The Way Forward
The local elections held on October 13, 2019 marked the end of a decade in which Viktor Orbán’s party could win all national, regional, and European Parliamentary elections. Though the ruling party managed to preserve control over the countryside, the loss of Budapest and ten major cities is undoubtedly a serious blow.
Though the election results can be interpreted in different ways – both the opposition and Fidesz can claim themselves as winners – one thing has certainly changed: the myth of Fidesz’s invincibility is broken. Both pro- and anti-Orbán voters can see clear chances for Fidesz’s defeat, even at the parliamentary level. This psychological and symbolic effects of this shift cannot be overestimated.
The myth of Fidesz’s invincibility is broken
However, it is still too early to draw any far-reaching conclusions for the next parliamentary election, which is scheduled for spring 2022. The opposition’s cooperation strategy for this election is not yet ready – particularly because Hungary has a mixed election system, composed of both single-member constituencies and party lists. One thing, however, is already certain: the opposition needs to field a single candidate to challenge Fidesz in all 106 single-member constituencies. Whether the opposition should field a joint party list or run separately is still up for debate. Besides, opposition parties are still very far from finding a leader who could challenge Viktor Orbán as a candidate for prime minister.
Moreover, over the next two and a half years, the opposition parties will face increasing pressure from both the ruling party and their own corruption-related temptations, challenging them to maintain their coherence. Initial signs of fragmentation are already visible as a result of the Socialist Party bringing some doubtful figures of the 2000s back into local government positions.
It also remains to be seen, how the ruling party will treat cities led by the opposition. The Orbán government may well opt to use solid, demonstrative financial pressure against opposition-led cities – not only depriving them of resources from the central budget, but also making it hard for them to access EU funds. Making opposition-led cities fail or underperform is a strategy that could aim to demotivate and deter potential opposition voters by showing them the negative effects of moving against the ruling party. Meanwhile, the election of Gergely Karácsony as lord mayor of Budapest paves the way for closer cooperation among the four Visegrad capitals; Warsaw, Prague, Bratislava, and Budapest are now all led by liberal mayors.

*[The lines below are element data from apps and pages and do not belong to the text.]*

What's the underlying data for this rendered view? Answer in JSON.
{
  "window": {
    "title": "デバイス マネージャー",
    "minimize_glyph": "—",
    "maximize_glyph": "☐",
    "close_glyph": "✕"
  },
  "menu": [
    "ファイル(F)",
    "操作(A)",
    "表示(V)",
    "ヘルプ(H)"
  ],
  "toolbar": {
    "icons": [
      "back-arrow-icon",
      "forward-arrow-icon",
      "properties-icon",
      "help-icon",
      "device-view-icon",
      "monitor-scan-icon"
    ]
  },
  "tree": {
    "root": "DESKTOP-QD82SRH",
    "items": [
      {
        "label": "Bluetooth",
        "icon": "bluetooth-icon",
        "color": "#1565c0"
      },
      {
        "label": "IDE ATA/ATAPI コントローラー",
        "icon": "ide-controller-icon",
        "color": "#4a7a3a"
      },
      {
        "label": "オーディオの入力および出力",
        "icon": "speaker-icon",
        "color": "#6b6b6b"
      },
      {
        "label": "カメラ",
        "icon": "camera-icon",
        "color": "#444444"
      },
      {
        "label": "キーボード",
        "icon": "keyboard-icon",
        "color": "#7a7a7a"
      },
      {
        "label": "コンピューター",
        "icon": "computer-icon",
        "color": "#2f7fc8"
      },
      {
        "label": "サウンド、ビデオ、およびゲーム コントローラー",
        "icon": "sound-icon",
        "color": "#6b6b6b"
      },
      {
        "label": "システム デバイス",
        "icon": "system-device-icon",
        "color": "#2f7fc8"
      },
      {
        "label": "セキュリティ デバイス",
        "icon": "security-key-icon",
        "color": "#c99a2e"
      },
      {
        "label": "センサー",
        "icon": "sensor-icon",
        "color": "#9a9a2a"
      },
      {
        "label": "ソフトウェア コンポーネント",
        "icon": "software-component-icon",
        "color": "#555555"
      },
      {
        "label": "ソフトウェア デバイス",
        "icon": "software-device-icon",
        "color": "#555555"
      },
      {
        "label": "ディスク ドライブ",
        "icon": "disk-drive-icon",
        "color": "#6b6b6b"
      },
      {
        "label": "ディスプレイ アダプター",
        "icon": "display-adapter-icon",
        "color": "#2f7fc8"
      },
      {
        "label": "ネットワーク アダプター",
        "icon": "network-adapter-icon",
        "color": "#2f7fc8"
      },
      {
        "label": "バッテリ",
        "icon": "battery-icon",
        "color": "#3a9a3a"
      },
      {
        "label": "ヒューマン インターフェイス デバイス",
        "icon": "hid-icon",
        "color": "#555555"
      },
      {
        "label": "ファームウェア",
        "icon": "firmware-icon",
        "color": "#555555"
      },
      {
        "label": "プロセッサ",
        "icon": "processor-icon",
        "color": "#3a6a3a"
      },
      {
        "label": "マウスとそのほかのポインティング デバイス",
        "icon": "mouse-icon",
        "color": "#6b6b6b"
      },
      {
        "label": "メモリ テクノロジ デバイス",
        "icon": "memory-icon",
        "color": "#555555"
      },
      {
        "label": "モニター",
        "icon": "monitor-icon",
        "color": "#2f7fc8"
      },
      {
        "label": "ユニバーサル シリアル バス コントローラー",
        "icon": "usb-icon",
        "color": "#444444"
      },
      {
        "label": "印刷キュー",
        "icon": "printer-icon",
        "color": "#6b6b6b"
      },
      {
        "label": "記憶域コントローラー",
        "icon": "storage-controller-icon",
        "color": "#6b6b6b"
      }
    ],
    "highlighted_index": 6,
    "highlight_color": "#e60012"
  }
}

Perhaps they will bypass their national governments to jointly lobby for receiving EU funds directly.
Against this background – and because Budapest and the major cities under opposition control have a combined population of approximately three million – it is highly likely that the upcoming years will see increasing polarization and near-permanent campaigning in Hungarian domestic politics.
DGAP Commentary No. 3, December 5, 2019, 4 pp.